Ever wondered what could happen to your body in a car accident? It’s not pretty – but being informed is critical.
This post was published on 16 Aug, 2018

Every year, over a million people die in car accidents worldwide. Even those who survive, might do so with serious injuries. 

But what exactly happens to your body during an accident? Damage can occur to muscles, bones, joints, organs and the brain – all in a split second. Once you understand just how vulnerable your body is to injury – especially in high-speed collisions – sensible drivers will do all they can to drive safely, because it’s not for the squeamish.  

Possible sources of damage

Glass, metal and concrete may all hurt victims of traffic accidents. Cars crashing into each other, or into barriers or wall, will necessarily involve objects that are hard or sharp. These are all potential dangers. However, even the kinetic energy can cause damage. 
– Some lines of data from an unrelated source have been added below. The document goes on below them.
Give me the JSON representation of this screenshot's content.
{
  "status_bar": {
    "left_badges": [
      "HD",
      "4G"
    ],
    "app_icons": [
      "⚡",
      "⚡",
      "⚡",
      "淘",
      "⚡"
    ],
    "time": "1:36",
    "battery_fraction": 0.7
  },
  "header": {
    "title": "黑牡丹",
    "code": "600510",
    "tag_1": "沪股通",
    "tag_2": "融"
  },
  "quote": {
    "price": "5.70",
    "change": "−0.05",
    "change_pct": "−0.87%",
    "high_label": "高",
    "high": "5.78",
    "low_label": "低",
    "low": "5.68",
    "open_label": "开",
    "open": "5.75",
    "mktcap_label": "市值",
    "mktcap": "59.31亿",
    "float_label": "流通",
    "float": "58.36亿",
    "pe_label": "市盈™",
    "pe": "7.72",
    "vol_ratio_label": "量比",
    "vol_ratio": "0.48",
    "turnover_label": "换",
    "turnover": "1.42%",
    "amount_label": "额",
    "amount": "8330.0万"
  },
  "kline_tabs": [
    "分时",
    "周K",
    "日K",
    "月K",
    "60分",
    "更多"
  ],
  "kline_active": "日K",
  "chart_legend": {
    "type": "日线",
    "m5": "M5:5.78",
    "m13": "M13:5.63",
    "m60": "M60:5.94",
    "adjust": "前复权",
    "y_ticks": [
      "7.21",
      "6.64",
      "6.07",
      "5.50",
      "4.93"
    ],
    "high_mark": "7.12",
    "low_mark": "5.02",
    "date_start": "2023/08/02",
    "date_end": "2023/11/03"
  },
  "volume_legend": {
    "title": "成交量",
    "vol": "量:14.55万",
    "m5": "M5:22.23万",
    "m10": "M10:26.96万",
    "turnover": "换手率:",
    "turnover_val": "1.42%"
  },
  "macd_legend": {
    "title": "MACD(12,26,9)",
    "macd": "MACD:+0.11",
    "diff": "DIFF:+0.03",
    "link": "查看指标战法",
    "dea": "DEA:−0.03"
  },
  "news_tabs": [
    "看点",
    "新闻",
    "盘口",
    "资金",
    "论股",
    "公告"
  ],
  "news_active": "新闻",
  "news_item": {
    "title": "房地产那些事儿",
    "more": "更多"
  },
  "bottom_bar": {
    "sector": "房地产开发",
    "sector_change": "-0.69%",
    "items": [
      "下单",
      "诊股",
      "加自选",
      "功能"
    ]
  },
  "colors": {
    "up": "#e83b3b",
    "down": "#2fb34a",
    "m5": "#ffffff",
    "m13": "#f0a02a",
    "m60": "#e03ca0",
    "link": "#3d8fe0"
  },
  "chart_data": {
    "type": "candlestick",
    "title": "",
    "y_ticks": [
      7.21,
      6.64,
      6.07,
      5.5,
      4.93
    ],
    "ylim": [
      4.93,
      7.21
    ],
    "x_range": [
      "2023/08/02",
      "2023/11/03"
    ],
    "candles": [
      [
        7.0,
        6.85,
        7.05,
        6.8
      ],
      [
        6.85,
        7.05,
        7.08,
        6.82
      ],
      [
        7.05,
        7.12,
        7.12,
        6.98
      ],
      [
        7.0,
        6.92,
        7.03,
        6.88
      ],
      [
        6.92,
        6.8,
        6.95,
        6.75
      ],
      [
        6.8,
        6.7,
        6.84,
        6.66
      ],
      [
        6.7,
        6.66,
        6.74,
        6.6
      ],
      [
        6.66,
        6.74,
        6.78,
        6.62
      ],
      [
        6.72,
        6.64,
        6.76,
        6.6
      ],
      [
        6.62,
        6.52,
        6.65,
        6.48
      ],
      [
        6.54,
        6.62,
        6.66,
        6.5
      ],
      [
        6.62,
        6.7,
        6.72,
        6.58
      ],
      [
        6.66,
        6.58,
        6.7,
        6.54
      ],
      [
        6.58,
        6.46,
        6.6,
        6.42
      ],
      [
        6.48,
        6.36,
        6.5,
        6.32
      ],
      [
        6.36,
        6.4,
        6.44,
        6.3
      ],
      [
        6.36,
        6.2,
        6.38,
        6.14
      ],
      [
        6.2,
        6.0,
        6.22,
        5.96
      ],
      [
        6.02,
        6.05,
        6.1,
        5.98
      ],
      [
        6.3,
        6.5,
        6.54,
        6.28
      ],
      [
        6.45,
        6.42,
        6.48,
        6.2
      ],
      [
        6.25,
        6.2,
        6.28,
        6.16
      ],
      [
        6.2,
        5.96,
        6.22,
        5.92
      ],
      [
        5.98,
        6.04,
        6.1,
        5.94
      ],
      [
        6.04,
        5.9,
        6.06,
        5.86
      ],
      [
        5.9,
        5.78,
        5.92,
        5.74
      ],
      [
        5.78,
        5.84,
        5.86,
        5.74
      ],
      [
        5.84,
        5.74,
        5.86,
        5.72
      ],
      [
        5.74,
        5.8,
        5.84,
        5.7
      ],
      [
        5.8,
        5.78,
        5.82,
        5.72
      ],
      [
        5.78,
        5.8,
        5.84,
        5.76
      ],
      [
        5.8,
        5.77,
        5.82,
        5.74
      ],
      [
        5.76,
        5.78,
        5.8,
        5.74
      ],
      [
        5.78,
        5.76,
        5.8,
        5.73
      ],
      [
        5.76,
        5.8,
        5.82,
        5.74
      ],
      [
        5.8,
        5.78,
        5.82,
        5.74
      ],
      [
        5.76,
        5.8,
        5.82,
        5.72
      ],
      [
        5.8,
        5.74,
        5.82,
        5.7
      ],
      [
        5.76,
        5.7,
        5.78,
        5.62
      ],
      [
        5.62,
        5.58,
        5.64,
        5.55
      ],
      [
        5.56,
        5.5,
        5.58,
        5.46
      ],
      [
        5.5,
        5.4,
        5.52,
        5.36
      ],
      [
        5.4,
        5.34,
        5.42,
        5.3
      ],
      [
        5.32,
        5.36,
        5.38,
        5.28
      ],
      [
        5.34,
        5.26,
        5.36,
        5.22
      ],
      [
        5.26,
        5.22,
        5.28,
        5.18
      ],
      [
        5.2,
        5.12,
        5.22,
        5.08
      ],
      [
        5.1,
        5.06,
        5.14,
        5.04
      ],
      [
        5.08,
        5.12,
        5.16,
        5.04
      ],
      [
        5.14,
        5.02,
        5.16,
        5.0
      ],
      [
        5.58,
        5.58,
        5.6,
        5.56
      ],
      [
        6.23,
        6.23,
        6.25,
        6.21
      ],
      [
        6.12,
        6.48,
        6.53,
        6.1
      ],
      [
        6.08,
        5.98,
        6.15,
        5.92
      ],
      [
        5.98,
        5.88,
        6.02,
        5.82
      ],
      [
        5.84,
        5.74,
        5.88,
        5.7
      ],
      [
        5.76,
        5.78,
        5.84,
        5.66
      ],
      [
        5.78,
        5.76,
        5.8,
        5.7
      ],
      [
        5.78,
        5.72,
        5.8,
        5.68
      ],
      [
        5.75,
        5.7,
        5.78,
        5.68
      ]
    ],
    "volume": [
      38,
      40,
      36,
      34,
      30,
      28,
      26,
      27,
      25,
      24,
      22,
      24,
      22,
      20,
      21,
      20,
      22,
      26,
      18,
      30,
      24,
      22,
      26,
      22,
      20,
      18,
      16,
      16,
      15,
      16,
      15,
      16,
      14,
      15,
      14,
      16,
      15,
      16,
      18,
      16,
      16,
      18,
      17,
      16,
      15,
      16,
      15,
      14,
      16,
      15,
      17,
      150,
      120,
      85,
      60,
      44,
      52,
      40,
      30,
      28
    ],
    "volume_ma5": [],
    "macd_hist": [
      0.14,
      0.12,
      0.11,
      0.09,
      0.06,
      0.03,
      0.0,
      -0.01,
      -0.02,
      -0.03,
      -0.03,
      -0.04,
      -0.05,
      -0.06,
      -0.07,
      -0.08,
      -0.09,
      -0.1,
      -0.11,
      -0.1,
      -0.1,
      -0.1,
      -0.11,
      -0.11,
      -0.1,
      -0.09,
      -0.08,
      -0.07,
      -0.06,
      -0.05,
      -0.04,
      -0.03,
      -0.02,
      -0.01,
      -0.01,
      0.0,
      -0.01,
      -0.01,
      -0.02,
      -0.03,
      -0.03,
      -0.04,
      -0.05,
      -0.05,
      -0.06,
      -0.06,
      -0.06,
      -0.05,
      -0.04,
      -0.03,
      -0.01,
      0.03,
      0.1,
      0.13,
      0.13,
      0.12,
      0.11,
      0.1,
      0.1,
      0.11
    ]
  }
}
Objects in motion tend to stay in motion. When your vehicle collides with an object – it suddenly stops. Your body, however, may not stop right away. Instead, it continues to move forward at the same speed you were travelling before – until it is stopped. Hopefully by a safety belt or an airbag. But it could also be stopped by a steering wheel, a windshield, a dashboard, even the crumpled up metal of the car itself. 

Seatbelts are designed to distribute the force from rapid deceleration across stronger parts of your body. But there’s a catch: if you do not wear your seatbelt correctly, it may cause injury, instead of preventing it. Properly worn seatbelts save lives. 

What happens to a skin-and-bone body when moving metal containers crash? There are several scary possibilities. 

So many ways to get injured – or worse

Some of the most common injuries during accidents include scrapes, cuts and bruises to limbs. Flying objects in the car can hurt your arms and legs as the flail from side to side. Especially when the impact occurs from the side – where only 10-15cm of metal protects you. However your car is hit – one or more of your limbs will probably be damaged.

The possibility of broken bones is very real. Injuries can be immediate: your arms, legs, spine, neck, hands and ribs can all break on impact. Long term damage can also occur, especially with spinal injuries or severe whiplash. Whiplash is damage to the muscles and ligaments of the neck, as it moves in ways that is not natural for it. 

Other than broken bones, sprains and fractures (such as T-fractures or hairline fractures) can also occur. These can be very painful and potentially life threatening – especially if they occur at the skull, spine or ribcage. 

Soft tissue and muscle damage can also have lasting consequences. Muscles can tear, or detach from bones, or even be impaled or severed. 

The brain can also be injured. Many accident victims suffer from concussions… but serious brain damage and bleeding on the brain can also occur. 

Then there are your organs. 

These can be hurt by the kinetic energy alone – as your organs slam into your ribcage at the moment of impact. This can result in some gory consequences… such as when organ matter leaks into the body cavities. If your bowels rupture, the contents will leak out – either into your body or out of your body. Potentially, both. 

Broken bones. Ruptured organs. Whiplash, soft tissue damage, torn ligaments or concussions.

Some less obvious consequences

When you are in a crash, your body releases adrenalin and endorphins. Adrenaline is known as the ‘fight or flight’ hormone. The endorphins prevent you from hyperventilating and fainting – and may numb the pain you are in. The downside of this is that you may not necessarily feel the damage you have suffered – especially internally. It is essential that if a medical professional recommends you go to hospital that you do. 

Protect yourself

Always drive safely: avoid speeding, do not drink while intoxicated, maintain your vehicle, wear your safety belt and avoid aggressive or risky road behaviour. Accident happen, but you can protect yourself. 

To protect your vehicle as well, responsible motorists will also choose an affordable, reliable insurance provider. Get a quote from Old Mutual iWYZE today for all of the above.  

Old Mutual Insure Ltd is an authorised FSP (FSP12). Risk profile dependent. Terms and conditions apply. 

Terms and conditions apply. Please note that the content displayed on this site is for information purposes only and does not replace our policies’ terms and conditions. The policy wording supersedes any marketing material. Any claim will be considered against the terms and conditions that apply at the time of claim and as set out in out customers’ policy documentation.